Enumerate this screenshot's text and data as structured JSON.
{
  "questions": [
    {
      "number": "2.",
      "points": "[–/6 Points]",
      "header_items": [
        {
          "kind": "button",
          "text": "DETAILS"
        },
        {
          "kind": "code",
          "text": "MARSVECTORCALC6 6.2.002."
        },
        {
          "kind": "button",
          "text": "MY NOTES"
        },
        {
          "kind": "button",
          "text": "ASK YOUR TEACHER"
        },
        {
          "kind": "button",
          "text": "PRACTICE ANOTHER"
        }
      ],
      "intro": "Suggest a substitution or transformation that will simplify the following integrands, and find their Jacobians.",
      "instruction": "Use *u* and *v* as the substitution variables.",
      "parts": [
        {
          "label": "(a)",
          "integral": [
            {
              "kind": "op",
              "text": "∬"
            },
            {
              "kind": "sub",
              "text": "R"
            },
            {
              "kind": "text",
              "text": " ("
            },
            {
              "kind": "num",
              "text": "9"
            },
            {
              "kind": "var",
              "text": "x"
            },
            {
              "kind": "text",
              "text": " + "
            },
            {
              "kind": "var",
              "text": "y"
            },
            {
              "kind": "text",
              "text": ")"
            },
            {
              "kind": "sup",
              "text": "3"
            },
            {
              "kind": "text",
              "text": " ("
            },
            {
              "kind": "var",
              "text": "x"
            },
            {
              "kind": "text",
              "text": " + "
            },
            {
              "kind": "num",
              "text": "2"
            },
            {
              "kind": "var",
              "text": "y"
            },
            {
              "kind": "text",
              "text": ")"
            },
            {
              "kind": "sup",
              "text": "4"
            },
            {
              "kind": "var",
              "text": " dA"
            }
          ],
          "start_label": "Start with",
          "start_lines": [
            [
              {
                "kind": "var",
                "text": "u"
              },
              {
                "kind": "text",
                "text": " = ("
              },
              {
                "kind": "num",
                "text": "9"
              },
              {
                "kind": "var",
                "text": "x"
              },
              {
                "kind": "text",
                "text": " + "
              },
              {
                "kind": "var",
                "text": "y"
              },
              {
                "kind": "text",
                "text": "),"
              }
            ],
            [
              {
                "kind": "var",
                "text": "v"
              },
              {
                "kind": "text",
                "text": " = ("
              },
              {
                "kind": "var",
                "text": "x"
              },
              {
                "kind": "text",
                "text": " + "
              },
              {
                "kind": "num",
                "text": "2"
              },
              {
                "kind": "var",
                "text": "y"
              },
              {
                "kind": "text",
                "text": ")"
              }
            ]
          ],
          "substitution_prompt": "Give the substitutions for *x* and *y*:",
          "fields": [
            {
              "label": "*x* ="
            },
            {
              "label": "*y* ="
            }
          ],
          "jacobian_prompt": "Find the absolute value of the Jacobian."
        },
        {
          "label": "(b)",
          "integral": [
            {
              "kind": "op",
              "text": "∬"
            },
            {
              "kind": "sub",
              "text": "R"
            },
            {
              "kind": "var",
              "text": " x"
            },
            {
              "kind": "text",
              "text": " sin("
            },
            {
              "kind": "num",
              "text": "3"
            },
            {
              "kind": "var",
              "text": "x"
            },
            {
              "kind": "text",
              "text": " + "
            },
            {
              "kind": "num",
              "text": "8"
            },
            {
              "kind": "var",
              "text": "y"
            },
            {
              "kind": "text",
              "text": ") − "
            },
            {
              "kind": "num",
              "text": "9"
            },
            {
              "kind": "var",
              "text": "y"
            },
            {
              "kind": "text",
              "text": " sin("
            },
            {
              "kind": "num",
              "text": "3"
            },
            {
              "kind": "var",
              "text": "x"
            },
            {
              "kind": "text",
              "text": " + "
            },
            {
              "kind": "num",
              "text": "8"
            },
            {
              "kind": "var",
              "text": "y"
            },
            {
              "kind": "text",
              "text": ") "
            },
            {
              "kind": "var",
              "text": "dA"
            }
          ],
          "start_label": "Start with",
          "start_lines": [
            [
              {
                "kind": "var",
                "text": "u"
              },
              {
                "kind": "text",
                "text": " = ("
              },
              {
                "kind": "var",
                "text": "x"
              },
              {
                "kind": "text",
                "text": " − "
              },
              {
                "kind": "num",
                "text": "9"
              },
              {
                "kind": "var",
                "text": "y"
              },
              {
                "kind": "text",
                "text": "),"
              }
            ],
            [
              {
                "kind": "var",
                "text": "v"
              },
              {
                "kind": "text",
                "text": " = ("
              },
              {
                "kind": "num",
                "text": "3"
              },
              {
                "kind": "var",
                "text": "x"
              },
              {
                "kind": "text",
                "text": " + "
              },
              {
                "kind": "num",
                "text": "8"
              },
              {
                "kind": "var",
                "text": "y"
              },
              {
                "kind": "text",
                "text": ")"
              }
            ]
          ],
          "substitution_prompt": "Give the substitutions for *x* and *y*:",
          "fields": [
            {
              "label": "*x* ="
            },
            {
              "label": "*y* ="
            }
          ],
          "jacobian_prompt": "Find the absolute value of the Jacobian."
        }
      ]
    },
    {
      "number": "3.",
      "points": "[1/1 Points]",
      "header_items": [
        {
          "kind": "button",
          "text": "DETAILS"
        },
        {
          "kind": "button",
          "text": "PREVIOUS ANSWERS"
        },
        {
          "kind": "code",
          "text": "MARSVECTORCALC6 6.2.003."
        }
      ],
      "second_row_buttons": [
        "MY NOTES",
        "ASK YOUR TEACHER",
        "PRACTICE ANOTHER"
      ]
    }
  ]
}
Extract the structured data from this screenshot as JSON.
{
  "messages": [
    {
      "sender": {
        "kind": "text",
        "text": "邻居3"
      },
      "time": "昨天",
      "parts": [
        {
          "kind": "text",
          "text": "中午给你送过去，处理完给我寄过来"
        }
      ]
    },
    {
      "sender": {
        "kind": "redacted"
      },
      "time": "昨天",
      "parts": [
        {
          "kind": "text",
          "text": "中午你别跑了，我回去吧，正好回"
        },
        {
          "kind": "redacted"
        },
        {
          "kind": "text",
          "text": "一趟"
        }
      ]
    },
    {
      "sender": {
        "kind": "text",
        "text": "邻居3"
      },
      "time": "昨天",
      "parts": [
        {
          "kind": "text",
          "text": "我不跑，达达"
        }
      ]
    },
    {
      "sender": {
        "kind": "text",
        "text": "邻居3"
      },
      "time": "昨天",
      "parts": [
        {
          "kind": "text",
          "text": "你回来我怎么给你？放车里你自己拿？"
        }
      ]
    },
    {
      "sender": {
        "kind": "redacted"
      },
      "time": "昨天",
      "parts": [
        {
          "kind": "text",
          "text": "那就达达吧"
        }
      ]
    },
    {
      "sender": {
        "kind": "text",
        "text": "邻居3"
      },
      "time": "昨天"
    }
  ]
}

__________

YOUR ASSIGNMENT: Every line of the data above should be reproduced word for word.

RESULT OF THE EXERCISE:
Enumerate this screenshot's text and data as structured JSON.
{
  "questions": [
    {
      "number": "2.",
      "points": "[–/6 Points]",
      "header_items": [
        {
          "kind": "button",
          "text": "DETAILS"
        },
        {
          "kind": "code",
          "text": "MARSVECTORCALC6 6.2.002."
        },
        {
          "kind": "button",
          "text": "MY NOTES"
        },
        {
          "kind": "button",
          "text": "ASK YOUR TEACHER"
        },
        {
          "kind": "button",
          "text": "PRACTICE ANOTHER"
        }
      ],
      "intro": "Suggest a substitution or transformation that will simplify the following integrands, and find their Jacobians.",
      "instruction": "Use *u* and *v* as the substitution variables.",
      "parts": [
        {
          "label": "(a)",
          "integral": [
            {
              "kind": "op",
              "text": "∬"
            },
            {
              "kind": "sub",
              "text": "R"
            },
            {
              "kind": "text",
              "text": " ("
            },
            {
              "kind": "num",
              "text": "9"
            },
            {
              "kind": "var",
              "text": "x"
            },
            {
              "kind": "text",
              "text": " + "
            },
            {
              "kind": "var",
              "text": "y"
            },
            {
              "kind": "text",
              "text": ")"
            },
            {
              "kind": "sup",
              "text": "3"
            },
            {
              "kind": "text",
              "text": " ("
            },
            {
              "kind": "var",
              "text": "x"
            },
            {
              "kind": "text",
              "text": " + "
            },
            {
              "kind": "num",
              "text": "2"
            },
            {
              "kind": "var",
              "text": "y"
            },
            {
              "kind": "text",
              "text": ")"
            },
            {
              "kind": "sup",
              "text": "4"
            },
            {
              "kind": "var",
              "text": " dA"
            }
          ],
          "start_label": "Start with",
          "start_lines": [
            [
              {
                "kind": "var",
                "text": "u"
              },
              {
                "kind": "text",
                "text": " = ("
              },
              {
                "kind": "num",
                "text": "9"
              },
              {
                "kind": "var",
                "text": "x"
              },
              {
                "kind": "text",
                "text": " + "
              },
              {
                "kind": "var",
                "text": "y"
              },
              {
                "kind": "text",
                "text": "),"
              }
            ],
            [
              {
                "kind": "var",
                "text": "v"
              },
              {
                "kind": "text",
                "text": " = ("
              },
              {
                "kind": "var",
                "text": "x"
              },
              {
                "kind": "text",
                "text": " + "
              },
              {
                "kind": "num",
                "text": "2"
              },
              {
                "kind": "var",
                "text": "y"
              },
              {
                "kind": "text",
                "text": ")"
              }
            ]
          ],
          "substitution_prompt": "Give the substitutions for *x* and *y*:",
          "fields": [
            {
              "label": "*x* ="
            },
            {
              "label": "*y* ="
            }
          ],
          "jacobian_prompt": "Find the absolute value of the Jacobian."
        },
        {
          "label": "(b)",
          "integral": [
            {
              "kind": "op",
              "text": "∬"
            },
            {
              "kind": "sub",
              "text": "R"
            },
            {
              "kind": "var",
              "text": " x"
            },
            {
              "kind": "text",
              "text": " sin("
            },
            {
              "kind": "num",
              "text": "3"
            },
            {
              "kind": "var",
              "text": "x"
            },
            {
              "kind": "text",
              "text": " + "
            },
            {
              "kind": "num",
              "text": "8"
            },
            {
              "kind": "var",
              "text": "y"
            },
            {
              "kind": "text",
              "text": ") − "
            },
            {
              "kind": "num",
              "text": "9"
            },
            {
              "kind": "var",
              "text": "y"
            },
            {
              "kind": "text",
              "text": " sin("
            },
            {
              "kind": "num",
              "text": "3"
            },
            {
              "kind": "var",
              "text": "x"
            },
            {
              "kind": "text",
              "text": " + "
            },
            {
              "kind": "num",
              "text": "8"
            },
            {
              "kind": "var",
              "text": "y"
            },
            {
              "kind": "text",
              "text": ") "
            },
            {
              "kind": "var",
              "text": "dA"
            }
          ],
          "start_label": "Start with",
          "start_lines": [
            [
              {
                "kind": "var",
                "text": "u"
              },
              {
                "kind": "text",
                "text": " = ("
              },
              {
                "kind": "var",
                "text": "x"
              },
              {
                "kind": "text",
                "text": " − "
              },
              {
                "kind": "num",
                "text": "9"
              },
              {
                "kind": "var",
                "text": "y"
              },
              {
                "kind": "text",
                "text": "),"
              }
            ],
            [
              {
                "kind": "var",
                "text": "v"
              },
              {
                "kind": "text",
                "text": " = ("
              },
              {
                "kind": "num",
                "text": "3"
              },
              {
                "kind": "var",
                "text": "x"
              },
              {
                "kind": "text",
                "text": " + "
              },
              {
                "kind": "num",
                "text": "8"
              },
              {
                "kind": "var",
                "text": "y"
              },
              {
                "kind": "text",
                "text": ")"
              }
            ]
          ],
          "substitution_prompt": "Give the substitutions for *x* and *y*:",
          "fields": [
            {
              "label": "*x* ="
            },
            {
              "label": "*y* ="
            }
          ],
          "jacobian_prompt": "Find the absolute value of the Jacobian."
        }
      ]
    },
    {
      "number": "3.",
      "points": "[1/1 Points]",
      "header_items": [
        {
          "kind": "button",
          "text": "DETAILS"
        },
        {
          "kind": "button",
          "text": "PREVIOUS ANSWERS"
        },
        {
          "kind": "code",
          "text": "MARSVECTORCALC6 6.2.003."
        }
      ],
      "second_row_buttons": [
        "MY NOTES",
        "ASK YOUR TEACHER",
        "PRACTICE ANOTHER"
      ]
    }
  ]
}
Extract the structured data from this screenshot as JSON.
{
  "messages": [
    {
      "sender": {
        "kind": "text",
        "text": "邻居3"
      },
      "time": "昨天",
      "parts": [
        {
          "kind": "text",
          "text": "中午给你送过去，处理完给我寄过来"
        }
      ]
    },
    {
      "sender": {
        "kind": "redacted"
      },
      "time": "昨天",
      "parts": [
        {
          "kind": "text",
          "text": "中午你别跑了，我回去吧，正好回"
        },
        {
          "kind": "redacted"
        },
        {
          "kind": "text",
          "text": "一趟"
        }
      ]
    },
    {
      "sender": {
        "kind": "text",
        "text": "邻居3"
      },
      "time": "昨天",
      "parts": [
        {
          "kind": "text",
          "text": "我不跑，达达"
        }
      ]
    },
    {
      "sender": {
        "kind": "text",
        "text": "邻居3"
      },
      "time": "昨天",
      "parts": [
        {
          "kind": "text",
          "text": "你回来我怎么给你？放车里你自己拿？"
        }
      ]
    },
    {
      "sender": {
        "kind": "redacted"
      },
      "time": "昨天",
      "parts": [
        {
          "kind": "text",
          "text": "那就达达吧"
        }
      ]
    },
    {
      "sender": {
        "kind": "text",
        "text": "邻居3"
      },
      "time": "昨天"
    }
  ]
}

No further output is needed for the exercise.